◆ PROBLEM
Below are the records; copy out every line that holds the word "improves".
═════ DATA SUPPLIED
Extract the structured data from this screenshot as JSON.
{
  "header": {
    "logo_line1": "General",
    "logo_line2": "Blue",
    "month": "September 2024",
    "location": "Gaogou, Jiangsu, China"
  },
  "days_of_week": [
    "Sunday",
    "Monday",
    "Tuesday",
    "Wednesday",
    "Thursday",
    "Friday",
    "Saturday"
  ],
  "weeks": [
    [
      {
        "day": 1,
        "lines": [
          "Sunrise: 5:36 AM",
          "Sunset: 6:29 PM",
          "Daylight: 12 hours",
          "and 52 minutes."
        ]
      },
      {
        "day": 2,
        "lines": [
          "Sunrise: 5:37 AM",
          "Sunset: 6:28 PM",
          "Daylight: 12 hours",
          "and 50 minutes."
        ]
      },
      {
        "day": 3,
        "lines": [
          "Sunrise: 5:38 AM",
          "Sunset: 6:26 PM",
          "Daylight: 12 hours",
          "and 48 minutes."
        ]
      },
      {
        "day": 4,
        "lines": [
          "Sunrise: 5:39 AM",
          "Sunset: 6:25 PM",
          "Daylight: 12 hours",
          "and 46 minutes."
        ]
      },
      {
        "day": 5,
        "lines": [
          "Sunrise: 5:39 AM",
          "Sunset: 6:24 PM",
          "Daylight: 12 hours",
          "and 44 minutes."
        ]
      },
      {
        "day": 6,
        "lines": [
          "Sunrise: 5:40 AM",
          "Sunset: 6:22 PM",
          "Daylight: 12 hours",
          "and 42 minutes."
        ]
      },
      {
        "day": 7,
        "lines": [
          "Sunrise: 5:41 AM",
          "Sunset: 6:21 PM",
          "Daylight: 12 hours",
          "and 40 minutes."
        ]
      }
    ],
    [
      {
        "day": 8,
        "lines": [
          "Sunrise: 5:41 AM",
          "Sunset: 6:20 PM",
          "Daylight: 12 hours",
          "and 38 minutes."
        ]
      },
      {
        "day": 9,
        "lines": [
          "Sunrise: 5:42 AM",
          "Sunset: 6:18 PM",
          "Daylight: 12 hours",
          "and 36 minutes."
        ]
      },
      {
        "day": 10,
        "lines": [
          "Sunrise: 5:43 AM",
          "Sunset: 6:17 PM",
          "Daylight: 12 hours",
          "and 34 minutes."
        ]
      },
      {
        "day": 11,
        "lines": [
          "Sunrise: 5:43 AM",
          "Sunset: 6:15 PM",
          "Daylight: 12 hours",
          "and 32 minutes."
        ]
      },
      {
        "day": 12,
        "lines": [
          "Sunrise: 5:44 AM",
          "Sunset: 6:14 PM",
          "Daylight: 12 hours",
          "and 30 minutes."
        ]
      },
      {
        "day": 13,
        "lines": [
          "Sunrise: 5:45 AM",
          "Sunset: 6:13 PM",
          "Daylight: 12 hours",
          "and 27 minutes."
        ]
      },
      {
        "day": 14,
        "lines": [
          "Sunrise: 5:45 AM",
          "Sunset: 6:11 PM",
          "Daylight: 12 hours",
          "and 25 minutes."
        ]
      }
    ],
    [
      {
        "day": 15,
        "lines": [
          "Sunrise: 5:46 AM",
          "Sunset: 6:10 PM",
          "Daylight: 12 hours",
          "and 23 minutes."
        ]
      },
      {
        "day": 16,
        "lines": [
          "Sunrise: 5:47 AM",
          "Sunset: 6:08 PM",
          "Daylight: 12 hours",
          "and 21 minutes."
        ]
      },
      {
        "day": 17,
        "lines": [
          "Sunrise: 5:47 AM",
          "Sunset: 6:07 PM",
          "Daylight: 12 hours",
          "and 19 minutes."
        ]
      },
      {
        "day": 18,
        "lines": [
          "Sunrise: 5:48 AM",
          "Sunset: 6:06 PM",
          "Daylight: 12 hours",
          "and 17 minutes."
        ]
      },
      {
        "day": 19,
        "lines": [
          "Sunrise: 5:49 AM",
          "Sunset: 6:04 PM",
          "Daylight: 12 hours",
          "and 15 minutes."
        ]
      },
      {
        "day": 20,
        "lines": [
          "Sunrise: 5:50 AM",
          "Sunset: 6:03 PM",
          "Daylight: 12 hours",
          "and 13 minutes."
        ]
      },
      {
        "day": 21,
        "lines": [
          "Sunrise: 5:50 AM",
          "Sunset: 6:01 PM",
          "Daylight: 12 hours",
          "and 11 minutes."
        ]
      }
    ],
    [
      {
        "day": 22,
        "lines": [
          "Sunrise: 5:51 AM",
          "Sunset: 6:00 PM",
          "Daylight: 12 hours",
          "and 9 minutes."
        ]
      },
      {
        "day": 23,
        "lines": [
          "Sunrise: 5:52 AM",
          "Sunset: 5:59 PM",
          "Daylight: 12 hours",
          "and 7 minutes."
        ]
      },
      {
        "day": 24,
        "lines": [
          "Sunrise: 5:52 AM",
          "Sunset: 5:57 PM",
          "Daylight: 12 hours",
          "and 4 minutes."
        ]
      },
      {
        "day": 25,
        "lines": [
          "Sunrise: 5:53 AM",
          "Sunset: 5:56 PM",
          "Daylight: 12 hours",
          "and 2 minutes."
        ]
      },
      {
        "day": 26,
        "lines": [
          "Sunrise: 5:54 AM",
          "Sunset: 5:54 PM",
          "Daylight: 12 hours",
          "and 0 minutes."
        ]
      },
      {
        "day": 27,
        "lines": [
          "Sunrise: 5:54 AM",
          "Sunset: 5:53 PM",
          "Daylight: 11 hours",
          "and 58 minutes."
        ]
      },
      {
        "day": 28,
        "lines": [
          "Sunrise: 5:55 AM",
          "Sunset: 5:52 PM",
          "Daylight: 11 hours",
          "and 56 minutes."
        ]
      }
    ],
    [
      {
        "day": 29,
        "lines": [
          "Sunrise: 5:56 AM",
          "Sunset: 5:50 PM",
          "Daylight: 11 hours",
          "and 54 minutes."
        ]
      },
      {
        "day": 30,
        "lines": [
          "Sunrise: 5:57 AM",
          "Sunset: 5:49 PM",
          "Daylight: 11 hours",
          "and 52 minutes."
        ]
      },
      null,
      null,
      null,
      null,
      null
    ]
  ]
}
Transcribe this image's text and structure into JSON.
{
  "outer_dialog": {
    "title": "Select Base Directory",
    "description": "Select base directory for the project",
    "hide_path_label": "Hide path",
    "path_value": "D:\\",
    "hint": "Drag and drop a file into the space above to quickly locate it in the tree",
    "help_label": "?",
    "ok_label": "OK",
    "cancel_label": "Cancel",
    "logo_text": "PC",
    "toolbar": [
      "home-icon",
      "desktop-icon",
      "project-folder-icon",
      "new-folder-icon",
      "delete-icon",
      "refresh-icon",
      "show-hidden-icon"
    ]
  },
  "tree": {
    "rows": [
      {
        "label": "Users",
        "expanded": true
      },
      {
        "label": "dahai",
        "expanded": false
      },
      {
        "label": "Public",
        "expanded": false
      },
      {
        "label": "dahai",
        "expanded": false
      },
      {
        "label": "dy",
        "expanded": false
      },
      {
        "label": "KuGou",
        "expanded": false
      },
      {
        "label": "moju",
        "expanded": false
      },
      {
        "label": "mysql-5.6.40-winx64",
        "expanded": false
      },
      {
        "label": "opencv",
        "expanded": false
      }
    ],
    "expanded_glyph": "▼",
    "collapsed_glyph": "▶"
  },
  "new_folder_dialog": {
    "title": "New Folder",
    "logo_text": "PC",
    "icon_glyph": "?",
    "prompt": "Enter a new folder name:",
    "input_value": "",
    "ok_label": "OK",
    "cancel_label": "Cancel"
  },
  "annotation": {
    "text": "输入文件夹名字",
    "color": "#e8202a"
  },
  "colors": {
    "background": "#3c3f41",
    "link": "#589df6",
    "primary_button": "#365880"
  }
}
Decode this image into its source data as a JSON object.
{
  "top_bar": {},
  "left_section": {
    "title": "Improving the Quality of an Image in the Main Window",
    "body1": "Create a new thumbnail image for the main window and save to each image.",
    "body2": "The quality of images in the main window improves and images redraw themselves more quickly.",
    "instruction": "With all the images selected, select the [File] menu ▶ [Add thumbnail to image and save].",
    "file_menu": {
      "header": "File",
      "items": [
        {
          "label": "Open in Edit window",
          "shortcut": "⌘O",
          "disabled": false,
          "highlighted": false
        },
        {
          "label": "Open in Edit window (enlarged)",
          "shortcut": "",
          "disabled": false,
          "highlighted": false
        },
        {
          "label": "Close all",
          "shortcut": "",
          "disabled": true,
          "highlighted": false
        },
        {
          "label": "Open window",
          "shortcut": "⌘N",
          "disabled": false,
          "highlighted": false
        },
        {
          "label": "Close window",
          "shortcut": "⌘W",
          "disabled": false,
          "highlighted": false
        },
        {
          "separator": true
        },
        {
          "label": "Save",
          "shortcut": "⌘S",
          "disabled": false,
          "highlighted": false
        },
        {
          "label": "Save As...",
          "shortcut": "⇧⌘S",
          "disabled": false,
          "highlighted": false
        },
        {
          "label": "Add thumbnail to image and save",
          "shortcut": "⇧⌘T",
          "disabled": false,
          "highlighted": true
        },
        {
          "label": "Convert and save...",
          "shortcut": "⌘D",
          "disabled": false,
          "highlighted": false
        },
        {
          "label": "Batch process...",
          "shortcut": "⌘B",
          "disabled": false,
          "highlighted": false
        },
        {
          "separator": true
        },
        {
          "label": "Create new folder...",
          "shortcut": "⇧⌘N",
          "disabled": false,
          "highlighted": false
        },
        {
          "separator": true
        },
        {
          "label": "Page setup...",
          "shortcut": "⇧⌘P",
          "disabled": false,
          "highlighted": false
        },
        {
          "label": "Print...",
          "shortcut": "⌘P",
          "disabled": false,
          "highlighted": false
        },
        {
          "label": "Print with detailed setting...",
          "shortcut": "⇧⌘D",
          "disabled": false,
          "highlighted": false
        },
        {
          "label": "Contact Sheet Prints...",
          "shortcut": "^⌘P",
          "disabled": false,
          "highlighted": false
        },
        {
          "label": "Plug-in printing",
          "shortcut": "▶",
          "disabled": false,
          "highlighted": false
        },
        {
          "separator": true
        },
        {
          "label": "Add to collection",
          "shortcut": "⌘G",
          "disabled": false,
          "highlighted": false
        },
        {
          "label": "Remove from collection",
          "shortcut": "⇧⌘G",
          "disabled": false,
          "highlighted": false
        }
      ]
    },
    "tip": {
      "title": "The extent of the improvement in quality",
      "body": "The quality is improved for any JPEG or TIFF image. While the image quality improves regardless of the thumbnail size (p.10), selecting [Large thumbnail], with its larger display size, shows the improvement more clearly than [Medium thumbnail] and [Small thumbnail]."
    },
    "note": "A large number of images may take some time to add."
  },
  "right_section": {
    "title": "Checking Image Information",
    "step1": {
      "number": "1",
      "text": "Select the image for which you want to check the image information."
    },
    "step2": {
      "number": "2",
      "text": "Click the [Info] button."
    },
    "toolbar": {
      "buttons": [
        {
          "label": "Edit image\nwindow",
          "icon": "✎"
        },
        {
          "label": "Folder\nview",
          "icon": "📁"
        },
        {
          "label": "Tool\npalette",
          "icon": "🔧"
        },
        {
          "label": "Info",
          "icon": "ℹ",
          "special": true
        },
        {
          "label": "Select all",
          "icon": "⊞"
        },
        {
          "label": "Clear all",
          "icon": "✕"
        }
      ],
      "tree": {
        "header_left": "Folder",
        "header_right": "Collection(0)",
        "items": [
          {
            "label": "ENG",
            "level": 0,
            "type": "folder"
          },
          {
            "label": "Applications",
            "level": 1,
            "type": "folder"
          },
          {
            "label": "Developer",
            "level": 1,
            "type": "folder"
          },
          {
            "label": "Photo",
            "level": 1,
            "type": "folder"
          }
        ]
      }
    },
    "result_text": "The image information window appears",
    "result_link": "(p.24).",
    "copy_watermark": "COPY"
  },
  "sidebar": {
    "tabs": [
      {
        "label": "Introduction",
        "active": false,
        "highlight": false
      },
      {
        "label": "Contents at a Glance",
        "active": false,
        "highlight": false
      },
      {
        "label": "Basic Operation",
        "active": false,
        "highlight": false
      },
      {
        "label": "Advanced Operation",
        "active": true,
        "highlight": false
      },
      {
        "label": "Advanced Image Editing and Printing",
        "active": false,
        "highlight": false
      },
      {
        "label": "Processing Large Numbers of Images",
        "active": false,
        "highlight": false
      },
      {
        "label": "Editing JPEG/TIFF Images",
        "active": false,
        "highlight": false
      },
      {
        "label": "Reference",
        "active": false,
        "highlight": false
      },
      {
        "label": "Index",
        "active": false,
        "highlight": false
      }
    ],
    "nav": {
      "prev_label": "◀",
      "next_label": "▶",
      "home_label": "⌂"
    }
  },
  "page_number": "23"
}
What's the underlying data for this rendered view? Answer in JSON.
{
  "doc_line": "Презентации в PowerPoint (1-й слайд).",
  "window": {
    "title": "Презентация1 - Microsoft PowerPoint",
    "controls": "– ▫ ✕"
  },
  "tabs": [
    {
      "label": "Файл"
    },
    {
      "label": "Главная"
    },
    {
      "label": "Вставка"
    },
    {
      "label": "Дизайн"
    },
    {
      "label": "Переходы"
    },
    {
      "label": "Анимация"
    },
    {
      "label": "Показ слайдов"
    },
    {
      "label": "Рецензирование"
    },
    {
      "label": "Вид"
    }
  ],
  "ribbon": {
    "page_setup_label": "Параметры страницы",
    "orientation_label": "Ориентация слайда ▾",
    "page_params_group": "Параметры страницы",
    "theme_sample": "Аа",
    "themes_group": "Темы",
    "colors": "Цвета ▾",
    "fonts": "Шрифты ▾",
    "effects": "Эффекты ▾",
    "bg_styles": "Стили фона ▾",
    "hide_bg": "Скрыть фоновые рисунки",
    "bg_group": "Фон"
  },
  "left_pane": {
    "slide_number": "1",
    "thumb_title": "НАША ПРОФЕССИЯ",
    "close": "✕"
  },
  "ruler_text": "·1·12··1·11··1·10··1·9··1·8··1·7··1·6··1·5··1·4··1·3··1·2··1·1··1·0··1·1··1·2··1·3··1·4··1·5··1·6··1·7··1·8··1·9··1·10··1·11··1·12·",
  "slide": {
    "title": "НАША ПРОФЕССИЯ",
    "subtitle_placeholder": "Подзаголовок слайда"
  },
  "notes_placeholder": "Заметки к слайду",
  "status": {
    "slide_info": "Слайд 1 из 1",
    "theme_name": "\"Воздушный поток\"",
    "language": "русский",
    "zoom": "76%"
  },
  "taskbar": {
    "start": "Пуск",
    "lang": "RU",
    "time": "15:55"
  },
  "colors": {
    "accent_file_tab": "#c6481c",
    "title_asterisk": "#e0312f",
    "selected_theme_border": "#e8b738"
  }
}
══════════
◆ FINISHED TASK
    "body2": "The quality of images in the main window improves and images redraw themselves more quickly.",
      "body": "The quality is improved for any JPEG or TIFF image. While the image quality improves regardless of the thumbnail size (p.10), selecting [Large thumbnail], with its larger display size, shows the improvement more clearly than [Medium thumbnail] and [Small thumbnail]."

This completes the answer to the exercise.